Requirement — Print the whole listing below exactly as given, pictures excluded.

==== Provided material

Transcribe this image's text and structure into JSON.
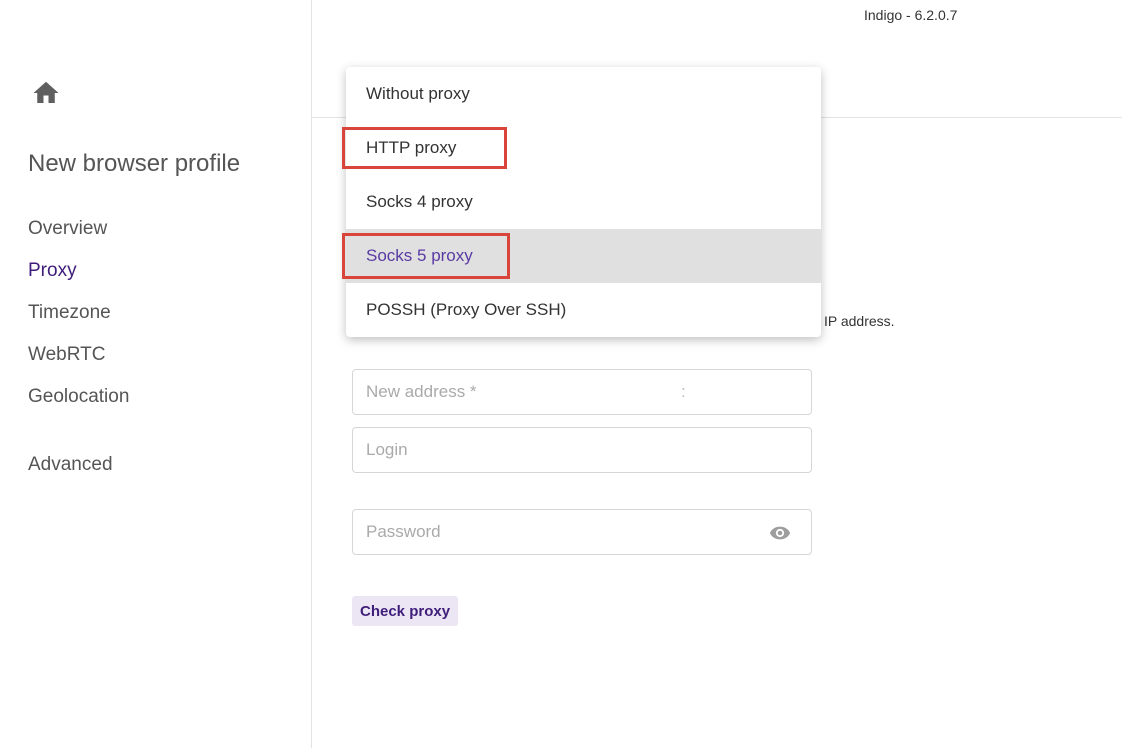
{
  "app": {
    "version": "Indigo - 6.2.0.7"
  },
  "sidebar": {
    "home_icon": "home-icon",
    "title": "New browser profile",
    "items": [
      {
        "label": "Overview"
      },
      {
        "label": "Proxy",
        "active": true
      },
      {
        "label": "Timezone"
      },
      {
        "label": "WebRTC"
      },
      {
        "label": "Geolocation"
      },
      {
        "label": "Advanced"
      }
    ]
  },
  "proxy_type_dropdown": {
    "options": [
      {
        "label": "Without proxy"
      },
      {
        "label": "HTTP proxy",
        "highlighted": true
      },
      {
        "label": "Socks 4 proxy"
      },
      {
        "label": "Socks 5 proxy",
        "selected": true,
        "highlighted": true
      },
      {
        "label": "POSSH (Proxy Over SSH)"
      }
    ]
  },
  "proxy_form": {
    "info_text_fragment": "IP address.",
    "address_placeholder": "New address *",
    "address_separator": ":",
    "login_placeholder": "Login",
    "password_placeholder": "Password",
    "password_icon": "eye-icon",
    "check_button": "Check proxy"
  },
  "colors": {
    "accent": "#3f1d7a",
    "button_bg": "#ece6f4",
    "highlight_border": "#d9453a",
    "selected_option_bg": "#e0e0e0"
  }
}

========

Result —
Transcribe this image's text and structure into JSON.
{
  "app": {
    "version": "Indigo - 6.2.0.7"
  },
  "sidebar": {
    "home_icon": "home-icon",
    "title": "New browser profile",
    "items": [
      {
        "label": "Overview"
      },
      {
        "label": "Proxy",
        "active": true
      },
      {
        "label": "Timezone"
      },
      {
        "label": "WebRTC"
      },
      {
        "label": "Geolocation"
      },
      {
        "label": "Advanced"
      }
    ]
  },
  "proxy_type_dropdown": {
    "options": [
      {
        "label": "Without proxy"
      },
      {
        "label": "HTTP proxy",
        "highlighted": true
      },
      {
        "label": "Socks 4 proxy"
      },
      {
        "label": "Socks 5 proxy",
        "selected": true,
        "highlighted": true
      },
      {
        "label": "POSSH (Proxy Over SSH)"
      }
    ]
  },
  "proxy_form": {
    "info_text_fragment": "IP address.",
    "address_placeholder": "New address *",
    "address_separator": ":",
    "login_placeholder": "Login",
    "password_placeholder": "Password",
    "password_icon": "eye-icon",
    "check_button": "Check proxy"
  },
  "colors": {
    "accent": "#3f1d7a",
    "button_bg": "#ece6f4",
    "highlight_border": "#d9453a",
    "selected_option_bg": "#e0e0e0"
  }
}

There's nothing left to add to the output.